If your mother or grandmother had a knee or hip replacement, the odds are good she was in her late 60s or 70s when she opted for the surgery, and it was a "last resort" decision -- either get a new knee or start using a cane or a wheelchair.
That's not today's joint replacement surgery. With the baby boom generation hitting their 60s -- the age at which joints start to hurt and ultimately give out -- more and more people are seeking knee and hip replacements to maintain their active lifestyle.
Plantar fasciitis is inflammation of the thick, fibrous band of tissue (''fascia'') that reaches from the heel to the toes, supporting the muscles and arch of the foot. When the plantar fascia is overly stretched, tiny tears can occur in its surface, causing inflammation and pain. While some people have attributed this type of pain to bony growths called heel spurs, it's now believed that heel spurs are a result of rather than a cause of the pain from plantar fasciitis.
"It used to be about doing the things you needed to do -- literally, being able to walk," says David Mayman, MD, clinical co-director of the computer-assisted surgery center at New York's Hospital for Special Surgery. The hospital is world-renowned for orthopedic surgery and pioneered the first total knee replacement.
"Now, patients are coming to see us saying, 'I can't do the things I want to do. I can't play golf or tennis anymore.' We're seeing more and more patients in their 50s and even some in their 40s," he tells WebMD. "Where these people used to wait and try to hold out another year or two or five, now they just want to get it done and get on with their lives."
Joint Replacements in Women
Arthritis is the leading cause of joint replacements. And because women have higher rates of arthritis than men, some 60% of joint replacement surgeries are performed on women.
The demand from women has even sparked a whole new industry in "gender-specific joint replacement," with several companies offering knees that purport to be designed for a woman's anatomy.

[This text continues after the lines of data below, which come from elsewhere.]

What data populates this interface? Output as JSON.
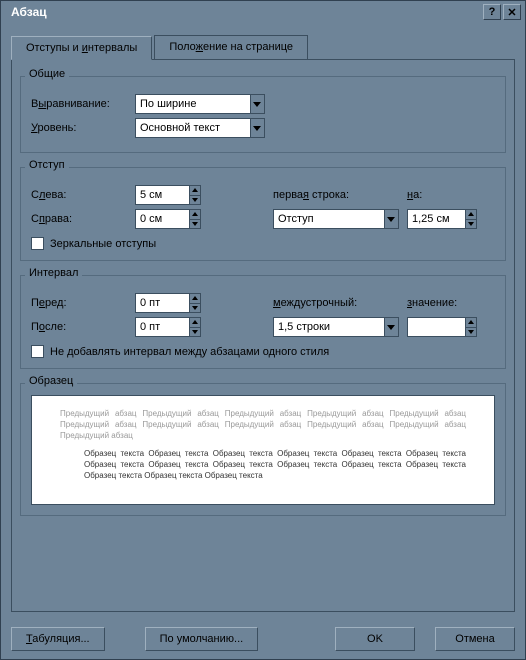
{
  "title": "Абзац",
  "tabs": {
    "indents": "Отступы и интервалы",
    "position": "Положение на странице"
  },
  "group_general": {
    "title": "Общие",
    "alignment_label": "Выравнивание:",
    "alignment_value": "По ширине",
    "level_label": "Уровень:",
    "level_value": "Основной текст"
  },
  "group_indent": {
    "title": "Отступ",
    "left_label": "Слева:",
    "left_value": "5 см",
    "right_label": "Справа:",
    "right_value": "0 см",
    "firstline_label": "первая строка:",
    "firstline_value": "Отступ",
    "by_label": "на:",
    "by_value": "1,25 см",
    "mirror_label": "Зеркальные отступы"
  },
  "group_spacing": {
    "title": "Интервал",
    "before_label": "Перед:",
    "before_value": "0 пт",
    "after_label": "После:",
    "after_value": "0 пт",
    "line_label": "междустрочный:",
    "line_value": "1,5 строки",
    "val_label": "значение:",
    "val_value": "",
    "noadd_label": "Не добавлять интервал между абзацами одного стиля"
  },
  "preview": {
    "title": "Образец",
    "prev_text": "Предыдущий абзац Предыдущий абзац Предыдущий абзац Предыдущий абзац Предыдущий абзац Предыдущий абзац Предыдущий абзац Предыдущий абзац Предыдущий абзац Предыдущий абзац Предыдущий абзац",
    "curr_text": "Образец текста Образец текста Образец текста Образец текста Образец текста Образец текста Образец текста Образец текста Образец текста Образец текста Образец текста Образец текста Образец текста Образец текста Образец текста"
  },
  "buttons": {
    "tabs": "Табуляция...",
    "default": "По умолчанию...",
    "ok": "OK",
    "cancel": "Отмена"
  }
}
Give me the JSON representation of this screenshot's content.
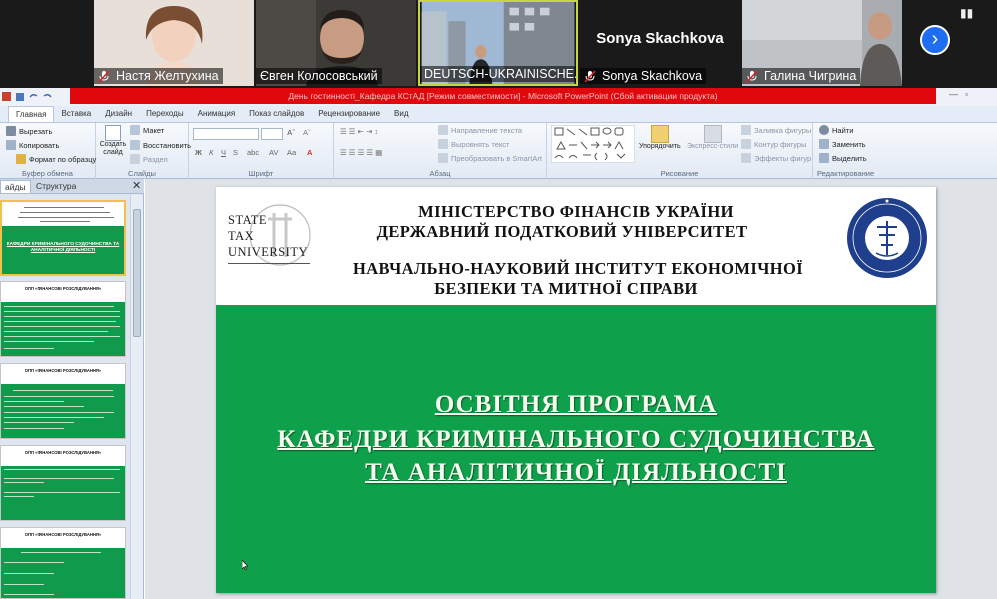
{
  "zoom": {
    "participants": [
      {
        "name": "Настя Желтухина",
        "muted": true
      },
      {
        "name": "Євген Колосовський",
        "muted": false
      },
      {
        "name": "DEUTSCH-UKRAINISCHE...",
        "muted": false
      },
      {
        "name": "Sonya Skachkova",
        "muted": true,
        "big_label": "Sonya Skachkova"
      },
      {
        "name": "Галина Чигрина",
        "muted": true
      }
    ]
  },
  "window": {
    "title": "День гостинності_Кафедра КСтАД [Режим совместимости] - Microsoft PowerPoint (Сбой активации продукта)"
  },
  "ribbon": {
    "tabs": [
      "Главная",
      "Вставка",
      "Дизайн",
      "Переходы",
      "Анимация",
      "Показ слайдов",
      "Рецензирование",
      "Вид"
    ],
    "clipboard": {
      "cut": "Вырезать",
      "copy": "Копировать",
      "format": "Формат по образцу",
      "label": "Буфер обмена"
    },
    "slides": {
      "new": "Создать слайд",
      "layout": "Макет",
      "reset": "Восстановить",
      "section": "Раздел",
      "label": "Слайды"
    },
    "font": {
      "label": "Шрифт"
    },
    "paragraph": {
      "direction": "Направление текста",
      "align": "Выровнять текст",
      "smartart": "Преобразовать в SmartArt",
      "label": "Абзац"
    },
    "drawing": {
      "arrange": "Упорядочить",
      "styles": "Экспресс-стили",
      "fill": "Заливка фигуры",
      "outline": "Контур фигуры",
      "effects": "Эффекты фигур",
      "label": "Рисование"
    },
    "editing": {
      "find": "Найти",
      "replace": "Заменить",
      "select": "Выделить",
      "label": "Редактирование"
    }
  },
  "panel": {
    "tabs": [
      "айды",
      "Структура"
    ],
    "thumbs": [
      {
        "title": "КАФЕДРИ КРИМІНАЛЬНОГО СУДОЧИНСТВА ТА АНАЛІТИЧНОЇ ДІЯЛЬНОСТІ"
      },
      {
        "title": "ОПП «ФІНАНСОВІ РОЗСЛІДУВАННЯ»"
      },
      {
        "title": "ОПП «ФІНАНСОВІ РОЗСЛІДУВАННЯ»"
      },
      {
        "title": "ОПП «ФІНАНСОВІ РОЗСЛІДУВАННЯ»"
      },
      {
        "title": "ОПП «ФІНАНСОВІ РОЗСЛІДУВАННЯ»"
      }
    ]
  },
  "slide": {
    "logo_words": [
      "STATE",
      "TAX",
      "UNIVERSITY"
    ],
    "header": [
      "МІНІСТЕРСТВО ФІНАНСІВ УКРАЇНИ",
      "ДЕРЖАВНИЙ ПОДАТКОВИЙ УНІВЕРСИТЕТ",
      "НАВЧАЛЬНО-НАУКОВИЙ ІНСТИТУТ ЕКОНОМІЧНОЇ",
      "БЕЗПЕКИ ТА МИТНОЇ СПРАВИ"
    ],
    "body": [
      "ОСВІТНЯ ПРОГРАМА",
      "КАФЕДРИ КРИМІНАЛЬНОГО СУДОЧИНСТВА",
      "ТА АНАЛІТИЧНОЇ ДІЯЛЬНОСТІ"
    ]
  },
  "colors": {
    "slide_green": "#0fa04c",
    "title_red": "#e0080c",
    "zoom_blue": "#1f6df0"
  }
}
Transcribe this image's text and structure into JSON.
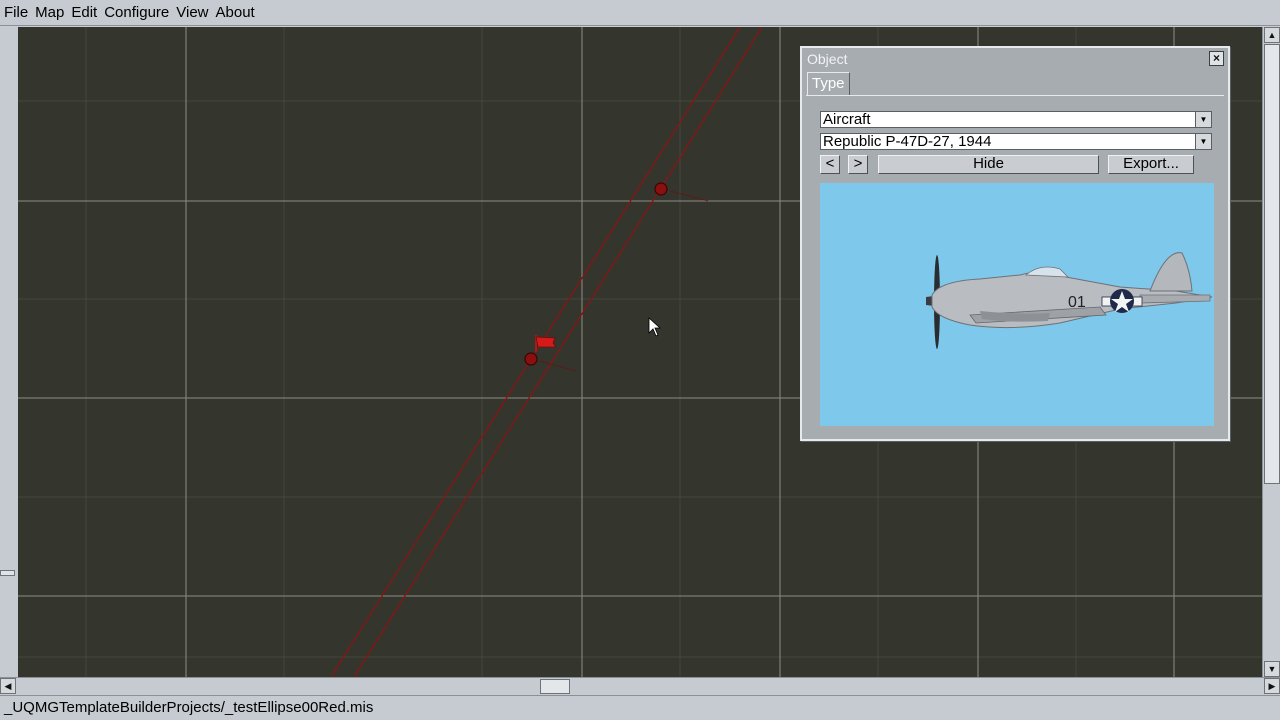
{
  "menubar": {
    "items": [
      "File",
      "Map",
      "Edit",
      "Configure",
      "View",
      "About"
    ]
  },
  "map": {
    "waypoint_labels": [
      "",
      ""
    ]
  },
  "object_dialog": {
    "title": "Object",
    "close_icon": "close-icon",
    "tab_label": "Type",
    "category_value": "Aircraft",
    "model_value": "Republic P-47D-27, 1944",
    "prev_label": "<",
    "next_label": ">",
    "hide_label": "Hide",
    "export_label": "Export...",
    "aircraft_marking": "01"
  },
  "statusbar": {
    "path": "_UQMGTemplateBuilderProjects/_testEllipse00Red.mis"
  },
  "colors": {
    "map_background": "#34352d",
    "route_red": "#8a1414",
    "preview_sky": "#7ec8ec"
  }
}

Whether a "woman's knee" is markedly better than a knee that works for men or women is debatable, says Mayman. "There are some anatomical differences between men's and women's joints, but geometrically, they're very similar," he says. "I don't know that the literature suggests any better outcomes with gender-specific replacements. But these devices do highlight the fact that there are different types of joint replacements, and anatomically, you need one that fits your bone."